I was so excited when this book arrived from Amazon about 10 days ago and haven't stopped showing it to my quilting friends since! It's beautifully written and illustrated and has loads of inspiring techniques and projects. It covers 7 clever improvisational patchwork techniques and shows ways of applying those to quilt design.

The book is divided into eleven chapters and the first four are devoted to basic quilt making and design with advice on choosing tools and materials, actually sewing a quilt, choosing colours and backing and binding. All of this is very clearly laid out and explained with clear diagrams.

Chapters five to eleven are each devoted to an improvisational technique with basic instructions followed by three example projects. The techniques covered are:

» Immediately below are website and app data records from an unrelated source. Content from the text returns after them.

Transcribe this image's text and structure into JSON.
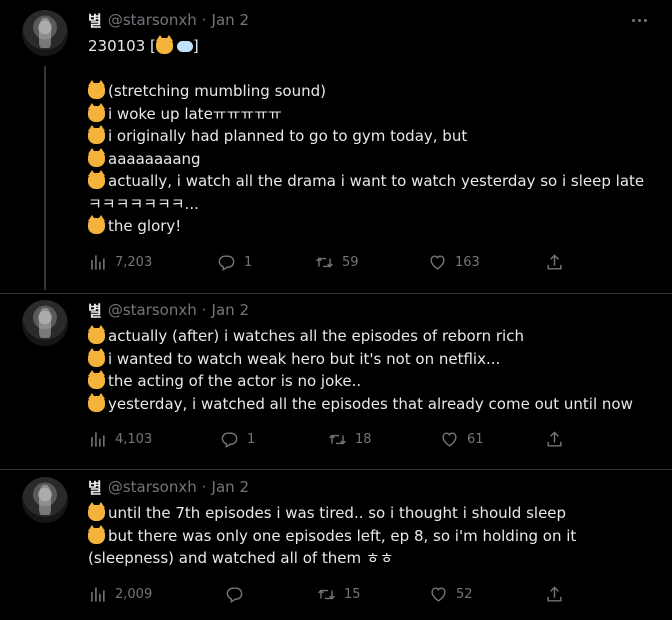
{
  "tweets": [
    {
      "name": "별",
      "handle": "@starsonxh",
      "separator": "·",
      "date": "Jan 2",
      "lines": [
        {
          "emoji": false,
          "text": "230103 [",
          "tail": "]"
        },
        {
          "emoji": false,
          "text": ""
        },
        {
          "emoji": true,
          "text": "(stretching mumbling sound)"
        },
        {
          "emoji": true,
          "text": "i woke up lateㅠㅠㅠㅠㅠ"
        },
        {
          "emoji": true,
          "text": "i originally had planned to go to gym today, but"
        },
        {
          "emoji": true,
          "text": "aaaaaaaang"
        },
        {
          "emoji": true,
          "text": "actually, i watch all the drama i want to watch yesterday so i sleep late"
        },
        {
          "emoji": false,
          "text": "ㅋㅋㅋㅋㅋㅋㅋ..."
        },
        {
          "emoji": true,
          "text": "the glory!"
        }
      ],
      "stats": {
        "views": "7,203",
        "replies": "1",
        "retweets": "59",
        "likes": "163"
      }
    },
    {
      "name": "별",
      "handle": "@starsonxh",
      "separator": "·",
      "date": "Jan 2",
      "lines": [
        {
          "emoji": true,
          "text": "actually (after) i watches all the episodes of reborn rich"
        },
        {
          "emoji": true,
          "text": "i wanted to watch weak hero but it's not on netflix..."
        },
        {
          "emoji": true,
          "text": "the acting of the actor is no joke.."
        },
        {
          "emoji": true,
          "text": "yesterday, i watched all the episodes that already come out until now"
        }
      ],
      "stats": {
        "views": "4,103",
        "replies": "1",
        "retweets": "18",
        "likes": "61"
      }
    },
    {
      "name": "별",
      "handle": "@starsonxh",
      "separator": "·",
      "date": "Jan 2",
      "lines": [
        {
          "emoji": true,
          "text": "until the 7th episodes i was tired.. so i thought i should sleep"
        },
        {
          "emoji": true,
          "text": "but there was only one episodes left, ep 8, so i'm holding on it"
        },
        {
          "emoji": false,
          "text": "(sleepness) and watched all of them ㅎㅎ"
        }
      ],
      "stats": {
        "views": "2,009",
        "replies": "",
        "retweets": "15",
        "likes": "52"
      }
    }
  ],
  "icons": [
    "views-icon",
    "reply-icon",
    "retweet-icon",
    "like-icon",
    "share-icon",
    "more-icon",
    "cat-emoji-icon",
    "thought-balloon-icon"
  ],
  "colors": {
    "background": "#000000",
    "text": "#e7e9ea",
    "secondary": "#71767b",
    "divider": "#2f3336"
  }
}
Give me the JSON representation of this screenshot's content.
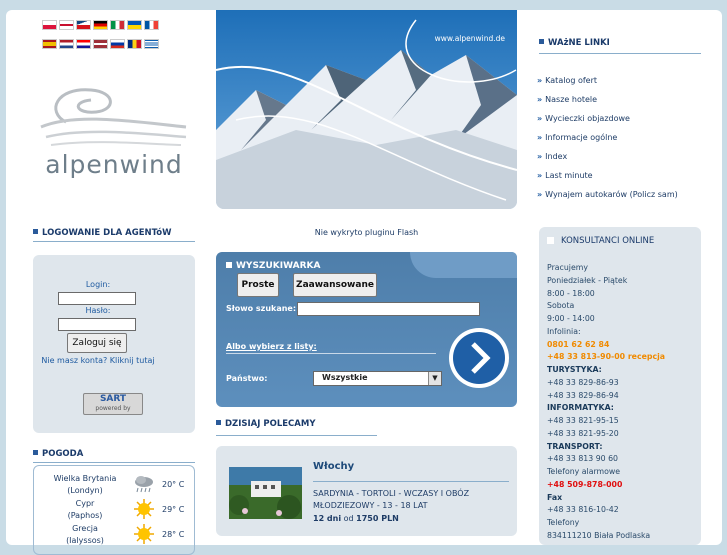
{
  "flags": [
    "pl",
    "gb",
    "cz",
    "de",
    "it",
    "ua",
    "fr",
    "es",
    "nl",
    "hr",
    "lv",
    "ru",
    "ro",
    "gr"
  ],
  "logo": {
    "text": "alpenwind"
  },
  "banner": {
    "url": "www.alpenwind.de"
  },
  "flash_msg": "Nie wykryto pluginu Flash",
  "links_section": {
    "title": "WAżNE LINKI",
    "items": [
      "Katalog ofert",
      "Nasze hotele",
      "Wycieczki objazdowe",
      "Informacje ogólne",
      "Index",
      "Last minute",
      "Wynajem autokarów (Policz sam)"
    ]
  },
  "login": {
    "title": "LOGOWANIE DLA AGENTóW",
    "login_label": "Login:",
    "password_label": "Hasło:",
    "submit_label": "Zaloguj się",
    "register_link": "Nie masz konta? Kliknij tutaj",
    "badge_top": "SART",
    "badge_bottom": "powered by"
  },
  "weather": {
    "title": "POGODA",
    "rows": [
      {
        "place": "Wielka Brytania",
        "city": "(Londyn)",
        "temp": "20° C",
        "icon": "cloudy-rain-icon"
      },
      {
        "place": "Cypr",
        "city": "(Paphos)",
        "temp": "29° C",
        "icon": "sun-icon"
      },
      {
        "place": "Grecja",
        "city": "(Ialyssos)",
        "temp": "28° C",
        "icon": "sun-icon"
      }
    ]
  },
  "search": {
    "title": "WYSZUKIWARKA",
    "tab_simple": "Proste",
    "tab_advanced": "Zaawansowane",
    "keyword_label": "Słowo szukane:",
    "lists_link": "Albo wybierz z listy:",
    "country_label": "Państwo:",
    "country_value": "Wszystkie"
  },
  "recommend": {
    "title": "DZISIAJ POLECAMY",
    "country": "Włochy",
    "desc": "SARDYNIA - TORTOLI - WCZASY I OBÓZ MŁODZIEZOWY - 13 - 18 LAT",
    "days": "12 dni",
    "from": "od",
    "price": "1750 PLN"
  },
  "consultants": {
    "title": "KONSULTANCI ONLINE",
    "lines": [
      {
        "t": "Pracujemy",
        "c": ""
      },
      {
        "t": "Poniedziałek - Piątek",
        "c": ""
      },
      {
        "t": "8:00 - 18:00",
        "c": ""
      },
      {
        "t": "Sobota",
        "c": ""
      },
      {
        "t": "9:00 - 14:00",
        "c": ""
      },
      {
        "t": "Infolinia:",
        "c": ""
      },
      {
        "t": "0801 62 62 84",
        "c": "orange"
      },
      {
        "t": "+48 33 813-90-00 recepcja",
        "c": "orange"
      },
      {
        "t": "TURYSTYKA:",
        "c": "bold"
      },
      {
        "t": "+48 33 829-86-93",
        "c": ""
      },
      {
        "t": "+48 33 829-86-94",
        "c": ""
      },
      {
        "t": "INFORMATYKA:",
        "c": "bold"
      },
      {
        "t": "+48 33 821-95-15",
        "c": ""
      },
      {
        "t": "+48 33 821-95-20",
        "c": ""
      },
      {
        "t": "TRANSPORT:",
        "c": "bold"
      },
      {
        "t": "+48 33 813 90 60",
        "c": ""
      },
      {
        "t": "Telefony alarmowe",
        "c": ""
      },
      {
        "t": "+48 509-878-000",
        "c": "red"
      },
      {
        "t": "Fax",
        "c": "bold"
      },
      {
        "t": "+48 33 816-10-42",
        "c": ""
      },
      {
        "t": "Telefony",
        "c": ""
      },
      {
        "t": "834111210 Biała Podlaska",
        "c": ""
      }
    ]
  }
}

Chapter 5: Free Piecing
Chapter 6: Improvisational Log Cabin
Chapter 7: Slice and Insert
Chapter 8: Stitch and flip triangles
Chapter 9: Strip piecing
Chapter 10: Modern crazy piecing
Chapter 11: Improvisational curves

The three projects in each chapter show how very different quilts can look using these techniques and range from full bed-sized quilts to cushions and table mats. Although the quilt projects can be completed exactly as the examples in the book the authors encourage you to have a go at creating your own designs too. Here are a few of my favourite quilts:

 I just love the simplicity of the black and grey and I'm itching to make my own version of this for one of the men in my life.

 Janet will tell you my usual reaction to the mention of 'crazy quilts' is the uttering of not very polite words - rather like her reaction recently to the mention of the word 'collage'!! The crazy piecing in this book is not at all like the Victorian examples to be found in museums and even I can see myself using this as in the beautiful quilt above.

 I enjoy piecing curves but they can be time consuming to cut and sew accurately. These improvised 'pods' are really fun to make.

Just to prove modern quilts do not have to have a large amounts of white or grey the last quilt in the book is a riot of colour - right up my street.

I was so enthused with the book I started straight away by making some improvised log cabin blocks using some hand dyed fabric I've been saving for a special project. I also tried the curved pods then used the scraps to make border strips:

I haven't pieced the blocks together yet (I got distracted this week by daughter's wedding planning) and I may add some more. I'll keep you posted on how I get on.

Anyway I can thoroughly recommend Quilting Modern and suggest you visit the author's blogs: Jacquie at Tallgrass Prairie Studio and Katie at Sew Katie Did to see more of their wonderful quilts.

Happy Stitching!